As summer approaches, our four-legged friends need extra grooming. It’s not as though they aren’t cute enough already. Simply, pet-lovers with long-haired hippie terriers like to clip their pet’s coat to make them cooler, help them avoid picking up grass seeds, or be able to spot fleas and ticks more easily.
But what if your dog growls or bites the second you pull out a brush or clipper? Because hey man, doesn’t he have the freedom to wear his hair this way? Woof THIS.
Droolly, even the best of hounds can act up when being groomed. But the good news is, we can show you exactly how to turn this hair-raising experience around.
Find out what’s making your dog so knotty.
When your dog’s about to put the smack down on those scissors, ask yourself:
Is he actually unwell?
Your grooming may be roolly aggravating the symptoms of a hidden health problem. Check with your vet if you think this is the case.
Is he feeling anxious about a change in routine?
You may need to change-up his surroundings to make him feel more reassured: Lava lamps, beaded curtains, daisy garland…any of these could calm your longhaired hippie terrier. Or if there’s anything around him that he views as a threat, such as that cat in the beret who thinks he’s all that, simply remove it so you can get grooming.
Is brushing painful because his coat is so matted?
Try using a special de-matting comb or rake. Blunt clippers can also pull at the fur, causing discomfort, so you’ll want to make sure yours are sharp enough.
Getting from hair-raising to hairless.
Once you’ve cut out any underlying causes of Paisley’s attitude problem, you can try to make the grooming itself more pawsitive.

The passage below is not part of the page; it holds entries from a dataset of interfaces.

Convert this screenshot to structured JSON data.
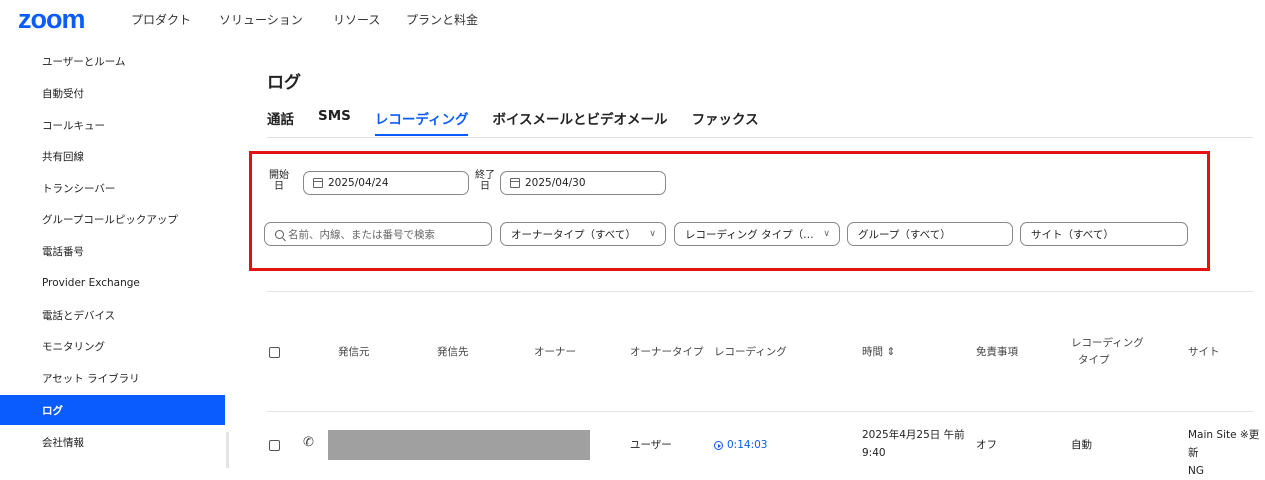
{
  "topnav": {
    "logo": "zoom",
    "items": [
      "プロダクト",
      "ソリューション",
      "リソース",
      "プランと料金"
    ]
  },
  "sidebar": {
    "items": [
      {
        "label": "ユーザーとルーム",
        "active": false
      },
      {
        "label": "自動受付",
        "active": false
      },
      {
        "label": "コールキュー",
        "active": false
      },
      {
        "label": "共有回線",
        "active": false
      },
      {
        "label": "トランシーバー",
        "active": false
      },
      {
        "label": "グループコールピックアップ",
        "active": false
      },
      {
        "label": "電話番号",
        "active": false
      },
      {
        "label": "Provider Exchange",
        "active": false
      },
      {
        "label": "電話とデバイス",
        "active": false
      },
      {
        "label": "モニタリング",
        "active": false
      },
      {
        "label": "アセット ライブラリ",
        "active": false
      },
      {
        "label": "ログ",
        "active": true
      },
      {
        "label": "会社情報",
        "active": false
      }
    ]
  },
  "page": {
    "title": "ログ"
  },
  "tabs": [
    {
      "label": "通話",
      "active": false
    },
    {
      "label": "SMS",
      "active": false
    },
    {
      "label": "レコーディング",
      "active": true
    },
    {
      "label": "ボイスメールとビデオメール",
      "active": false
    },
    {
      "label": "ファックス",
      "active": false
    }
  ],
  "filters": {
    "start_label": "開始日",
    "start_date": "2025/04/24",
    "end_label": "終了日",
    "end_date": "2025/04/30",
    "search_placeholder": "名前、内線、または番号で検索",
    "owner_type": "オーナータイプ（すべて）",
    "recording_type": "レコーディング タイプ（…",
    "group": "グループ（すべて）",
    "site": "サイト（すべて）"
  },
  "table": {
    "headers": {
      "from": "発信元",
      "to": "発信先",
      "owner": "オーナー",
      "owner_type": "オーナータイプ",
      "recording": "レコーディング",
      "time": "時間 ⇕",
      "disclaimer": "免責事項",
      "recording_type_1": "レコーディング",
      "recording_type_2": "タイプ",
      "site": "サイト"
    },
    "rows": [
      {
        "owner_type": "ユーザー",
        "recording": "0:14:03",
        "time_1": "2025年4月25日 午前",
        "time_2": "9:40",
        "disclaimer": "オフ",
        "recording_type": "自動",
        "site_1": "Main Site ※更新",
        "site_2": "NG"
      }
    ]
  },
  "colors": {
    "brand": "#0b5cff",
    "highlight": "#e31111"
  },
  "icons": [
    "calendar-icon",
    "search-icon",
    "chevron-down-icon",
    "phone-icon",
    "play-icon"
  ]
}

Approach your longhaired hippie terrier gently, and start with some soft brushing. In a soothing voice, offer lots of reassurance and praise: Your hair is roolly beautiful, man, or Can I offer you a daisy? generally work well. Once he reaches a meditative state, you can begin clipping. Encourage him to remain calm by offering little treats: Don’t worry, these kibbles are only for cool cats, er, dogs like you. (Yeah, try to leave out the cat part.) If he gives you any attitude, then you have our permission to give him a firm ‘no’ and continue with your grooming. If you still find you can’t finish his hair appointment safely, consider putting the clippers away for a while, until he’s relaxed again.
Have someone hold your pooch.
Ask a friend to hold your longhaired hippie terrier and reassure him with lots of pats and political jargon, while you finish the grooming.
And sometimes, despite the gentle brushing and reassurance, your dog just won’t calm down long enough to let you de-matt or clip. In this case, it’s probably best to visit a professional groomer.
Peace out, pet-lovers.